“You have a plan of what is going to happen, but you never know for sure exactly how quickly the market is going to develop.”
Impedans never received that further €1.5 million, but Hopkins added that the company was secure because it didn’t hinge its future on getting the money. He said the company made the best use it could of the initial €500,000 tranche and is now profitable.
However, despite Impedans’ positive outcome, he warns startups against agreeing to very specific milestones to secure funding that they need now, leaving them potentially exposed if they come up short.
“That’s a very negative situation to find yourself in. Where I think it does work is where the company says, ‘Look, if everything goes to plan, I need half a million’,” he said.
“It allows you to get enough investment to get to where you need to get to, which was the situation in our case, but it gives you the option to take a lot more money if things pan out well.”
Short term goals
However not all VC firms embrace tranched funding as a way to reduce investment risk, with some arguing that it may force startups to focus on short-term goals instead of long-term success.
Dublin-based venture capital Frontline Ventures generally avoids tranching, although investment executive Finn Murphy said the VC outfit has used the approach in the past under “unique circumstances where it makes sense”.
He used the example of a payments startup getting regulatory approval before receiving any more funds but added that this is the exception to the rule.
“We think that startups need flexibility in their early stages,” he added.
“When funding is contingent on milestones, the company tends to work towards those milestones rather than doing what’s best for the business – and in early stage, what’s best for the business can often change rapidly.”
Murphy also disagrees that tranches provide an added shield for investors from risk.
“Generally as an investor you want to de-risk your investments by giving your portfolio as much flexibility and resources to do what needs to be done to succeed within their market,” he said.
“Tranching reduces flexibility and constrains available capital so while it might protect you from the downside I believe it also can hamper your potential upside.”
However Liao believes that tranching funds helps teach entrepreneurs to manage their cash flow, while short-term goals can still be used to fit into a bigger-picture agenda.
“If you drop (the cash) on them all at once, there is a bit of a tendency towards waste in that early stage. By not getting all the cash at once, you often get better cash management, and that’s also beneficial to everyone,” he said.
While staggered funding is suited to the earliest-stage investments, Liao added that it shouldn’t really be on the table for series A and B. At this point, the company should be well versed in managing money and focused on growth.

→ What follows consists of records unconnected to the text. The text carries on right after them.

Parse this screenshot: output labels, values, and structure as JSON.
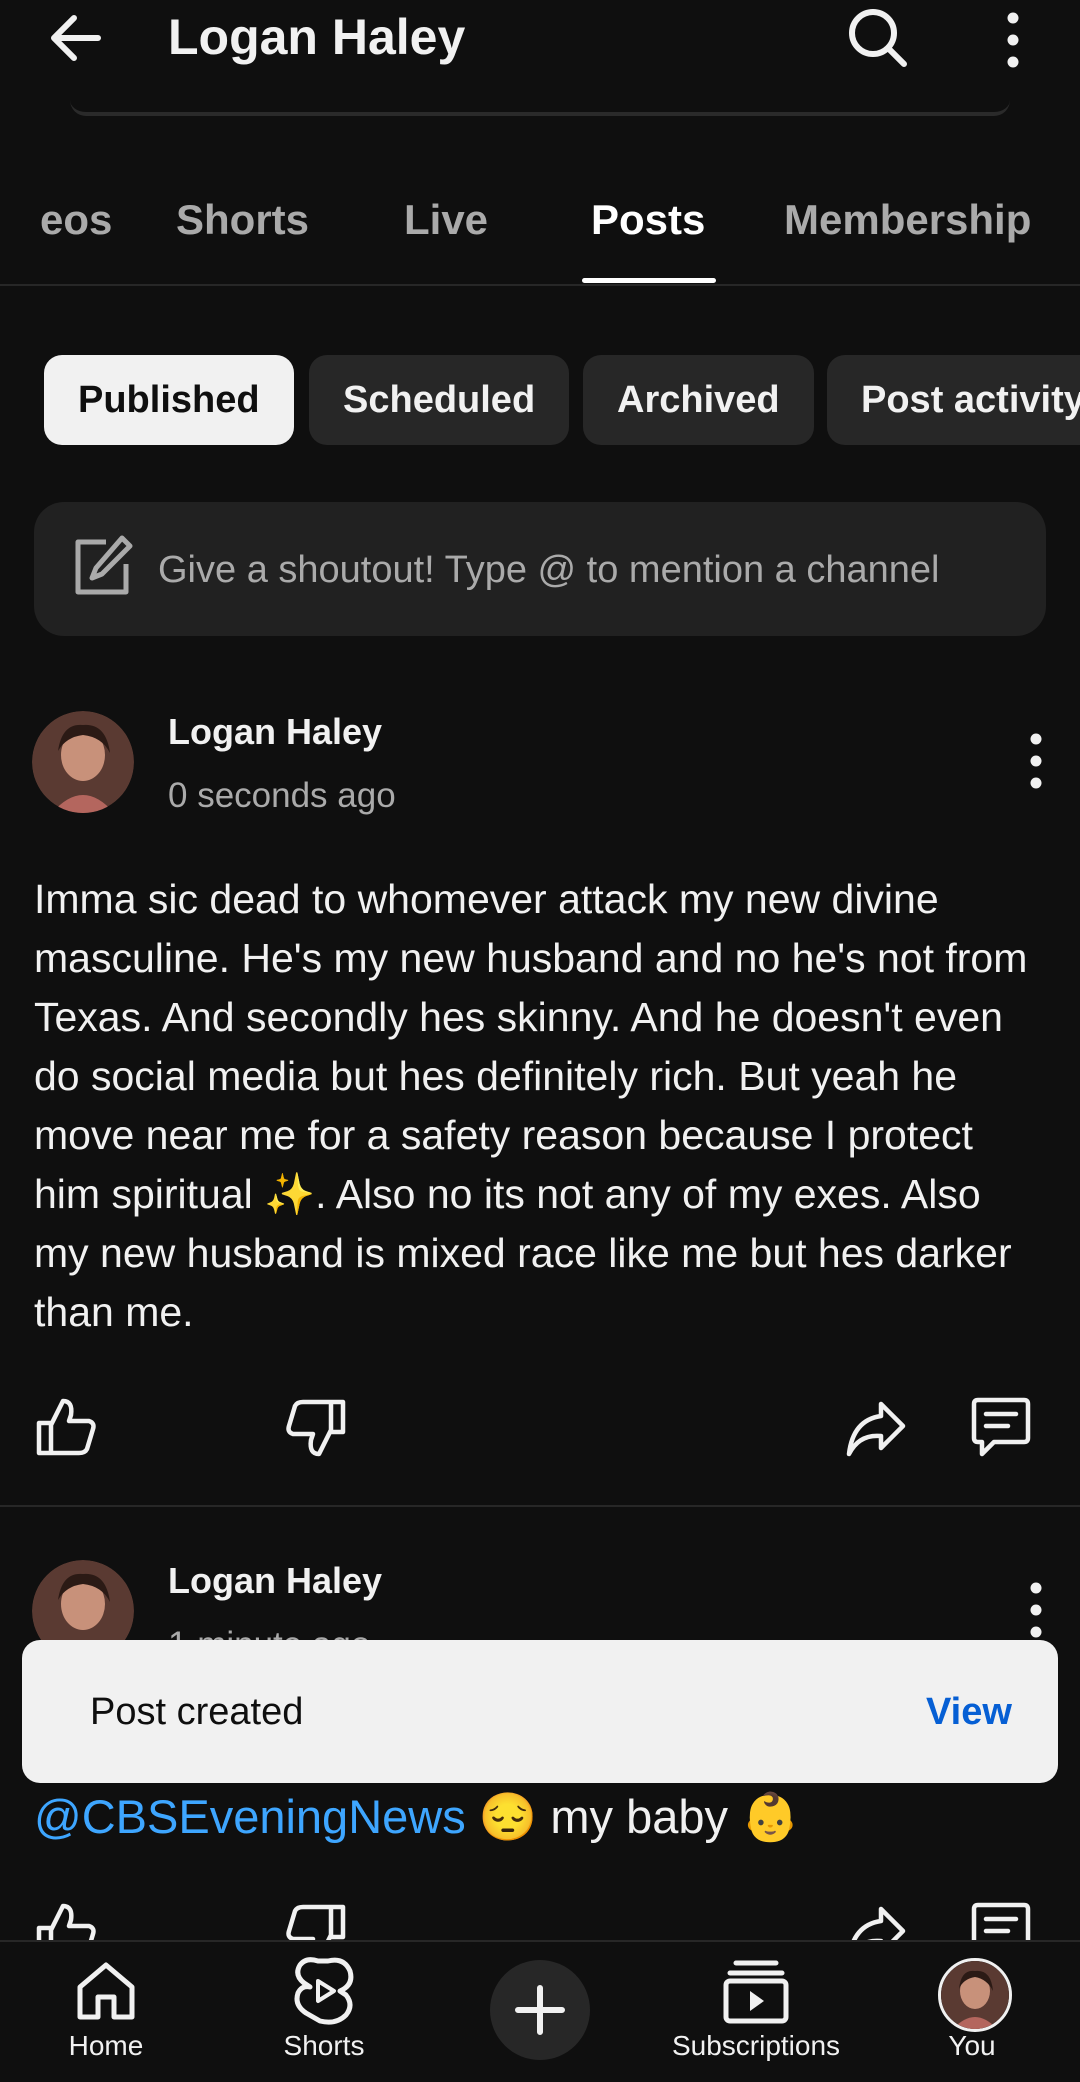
{
  "header": {
    "title": "Logan Haley",
    "icons": [
      "back-arrow-icon",
      "search-icon",
      "more-vertical-icon"
    ]
  },
  "tabs": [
    {
      "label": "eos",
      "active": false
    },
    {
      "label": "Shorts",
      "active": false
    },
    {
      "label": "Live",
      "active": false
    },
    {
      "label": "Posts",
      "active": true
    },
    {
      "label": "Membership",
      "active": false
    }
  ],
  "chips": [
    {
      "label": "Published",
      "active": true
    },
    {
      "label": "Scheduled",
      "active": false
    },
    {
      "label": "Archived",
      "active": false
    },
    {
      "label": "Post activity",
      "active": false
    }
  ],
  "compose": {
    "placeholder": "Give a shoutout! Type @ to mention a channel"
  },
  "posts": [
    {
      "author": "Logan Haley",
      "time": "0 seconds ago",
      "body": "Imma sic dead to whomever attack my new divine masculine.  He's my new husband and no he's not from Texas.  And secondly hes skinny.  And he doesn't even do social media but hes definitely rich. But yeah he move near me for a safety reason because I protect him spiritual ✨.  Also no its not any of my exes. Also my new husband is mixed race like me but hes darker than me."
    },
    {
      "author": "Logan Haley",
      "time": "1 minute ago",
      "mention": "@CBSEveningNews",
      "text": " 😔 my baby 👶"
    }
  ],
  "toast": {
    "message": "Post created",
    "action": "View"
  },
  "bottom_nav": [
    {
      "label": "Home",
      "icon": "home-icon"
    },
    {
      "label": "Shorts",
      "icon": "shorts-icon"
    },
    {
      "label": "",
      "icon": "create-plus-icon"
    },
    {
      "label": "Subscriptions",
      "icon": "subscriptions-icon"
    },
    {
      "label": "You",
      "icon": "avatar"
    }
  ],
  "colors": {
    "background": "#0f0f0f",
    "link": "#3ea6ff",
    "toast_action": "#065fd4"
  }
}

“Investing in startups is an enormously risky business, so you do whatever you can to (allay) the risk and we’re pretty good at that, especially with our accelerator programmes,” he said.
“We get to know the companies well before we commit a lot of capital to them and that’s proved to be a great model for us.”